Phishing: A method most often used by cyber criminals because it's easy to execute and can produce the results they're looking for with very little effort. It is basically fake emails, text messages and websites created to look like they're from authentic companies. They're sent by criminals to steal personal and financial information from you. This is also known as “spoofing”. This can trick you into giving them information by asking you to update, validate or confirm your account. It is often presented in a manner than seems official and intimidating, to encourage you to take action and will provide cyber criminals with your username and passwords so that they can access your accounts (your online bank account, shopping accounts, etc.) and steal your credit card numbers.
Just a few reasons of why people create computer viruses…
It depends on who created the virus. Most are made by criminals for financial gain. Ransomware or phishing attacks are usually of this type. Some are made by hackers just because they can (as an intellectual challenge to see who will detect the new virus and fix it) and some are made by governments (the best example being the now infamous Stuxnet worm that was created by the US and Israeli governments to target Iranian nuclear facilities and which caused their centrifuges to self destruct).
Shopping for a decent anti-malware software?
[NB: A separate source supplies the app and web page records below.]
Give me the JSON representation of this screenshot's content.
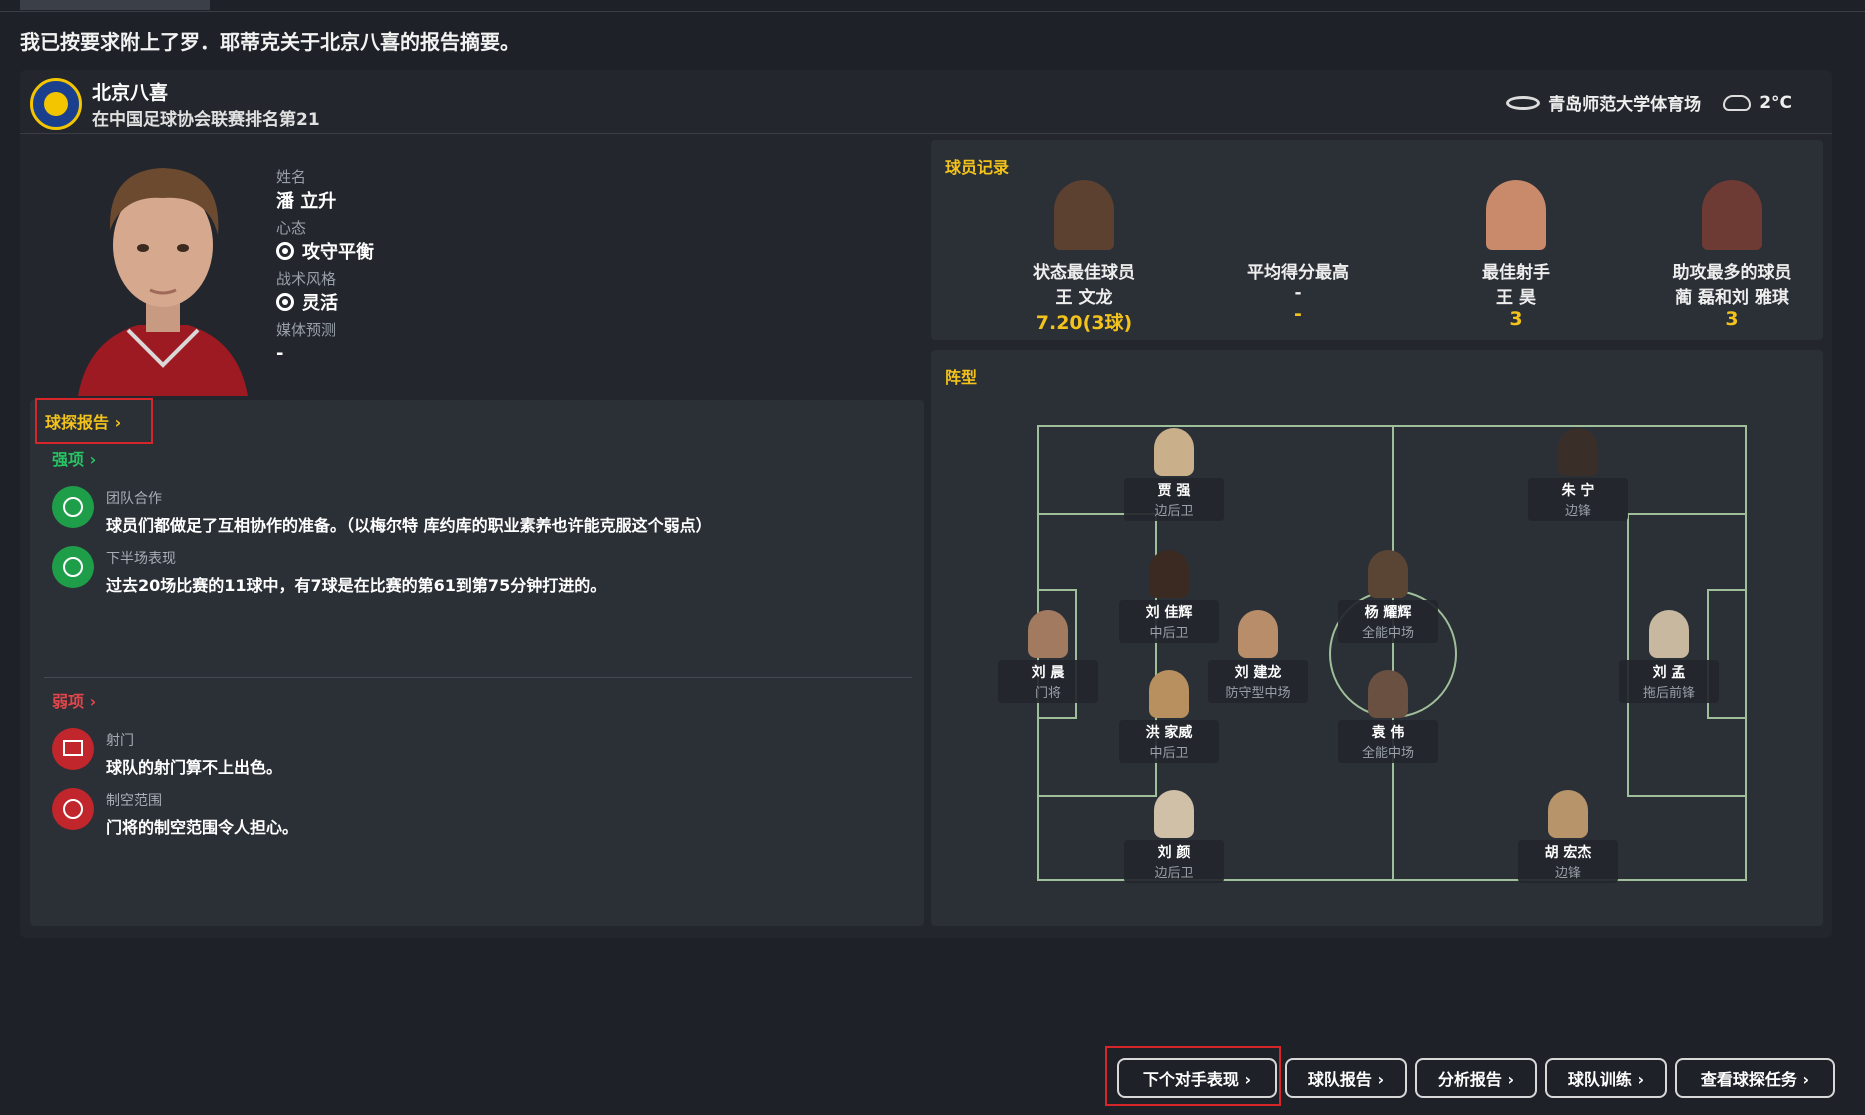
{
  "message": "我已按要求附上了罗．耶蒂克关于北京八喜的报告摘要。",
  "club": {
    "name": "北京八喜",
    "ranking": "在中国足球协会联赛排名第21",
    "venue": "青岛师范大学体育场",
    "temperature": "2°C"
  },
  "player": {
    "name_label": "姓名",
    "name": "潘 立升",
    "mentality_label": "心态",
    "mentality": "攻守平衡",
    "style_label": "战术风格",
    "style": "灵活",
    "media_label": "媒体预测",
    "media": "-"
  },
  "scout": {
    "tab_label": "球探报告 ›",
    "strengths_title": "强项 ›",
    "strengths": [
      {
        "title": "团队合作",
        "text": "球员们都做足了互相协作的准备。（以梅尔特 库约库的职业素养也许能克服这个弱点）"
      },
      {
        "title": "下半场表现",
        "text": "过去20场比赛的11球中，有7球是在比赛的第61到第75分钟打进的。"
      }
    ],
    "weaknesses_title": "弱项 ›",
    "weaknesses": [
      {
        "title": "射门",
        "text": "球队的射门算不上出色。"
      },
      {
        "title": "制空范围",
        "text": "门将的制空范围令人担心。"
      }
    ]
  },
  "records": {
    "title": "球员记录",
    "items": [
      {
        "label": "状态最佳球员",
        "name": "王 文龙",
        "value": "7.20(3球)"
      },
      {
        "label": "平均得分最高",
        "name": "-",
        "value": "-"
      },
      {
        "label": "最佳射手",
        "name": "王 昊",
        "value": "3"
      },
      {
        "label": "助攻最多的球员",
        "name": "蔺 磊和刘 雅琪",
        "value": "3"
      }
    ]
  },
  "formation": {
    "title": "阵型",
    "players": [
      {
        "name": "贾 强",
        "pos": "边后卫"
      },
      {
        "name": "朱 宁",
        "pos": "边锋"
      },
      {
        "name": "刘 佳辉",
        "pos": "中后卫"
      },
      {
        "name": "杨 耀辉",
        "pos": "全能中场"
      },
      {
        "name": "刘 晨",
        "pos": "门将"
      },
      {
        "name": "刘 建龙",
        "pos": "防守型中场"
      },
      {
        "name": "刘 孟",
        "pos": "拖后前锋"
      },
      {
        "name": "洪 家威",
        "pos": "中后卫"
      },
      {
        "name": "袁 伟",
        "pos": "全能中场"
      },
      {
        "name": "刘 颜",
        "pos": "边后卫"
      },
      {
        "name": "胡 宏杰",
        "pos": "边锋"
      }
    ]
  },
  "buttons": [
    "下个对手表现 ›",
    "球队报告 ›",
    "分析报告 ›",
    "球队训练 ›",
    "查看球探任务 ›"
  ],
  "colors": {
    "accent": "#f3c31b",
    "strength": "#27c463",
    "weakness": "#e0464a",
    "highlight": "#d7262a"
  }
}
Find out the main differences between each provider.
Yes, there are huge differences between the different offers. Some are better for Mac computers and some are only for Mac computers. Some support iOS and some only Windows. Some have better firewalls than others. There are those with lots of added features such as password managers, parental controls and gaming modes and those that only offer anti malware features but really good ones at that. Some are more user friendly than others, some are lighter on system resources and some offer packages for many devices at a decent price. That is where we come in – to help you make sense of it all!
No, a free antivirus program does not provide adequate protection for your needs
As with most things - you get what you pay for - and in the case of antivirus software, this is definitely true.
Free antivirus programs do offer better protection than having no antivirus program at all, and may be sufficient Internet security for some people.
But when it comes to proper protection, the results of AV-Test and other leading cyber security laboratories have proven that in the long run, free antivirus programs by and large score way less well than their paid alternatives. Our own experience has shown that even though free Internet antivirus programs are successful at fending off some threats, they tend to lack vital protection in key areas such as ransomware protection and anti-spyware. They also have no extra features, poor customer support, and can be quite annoying in their attempt to upsell you to the paid version.
Whether or not one of these issues is a deal breaker for you probably depends on what you use your computer for, how important your personal information is to you, and what your personal financial situation is.
We spend so many hours and such a vital part of our lives online, and yet quite a few people are still reluctant to pay the small cost of proper antivirus protection. The results speak for themselves: The total cost for cybercrime committed globally has added up to over $1 trillion dollars in 2018! Cyber crime is now becoming more profitable than the global trade in illegal drugs.
Don’t become a victim of ransomware, phishing or other malicious attacks – protect yourself now! Our antivirus recommendations & ratings will help you find the perfect protection for all your devices.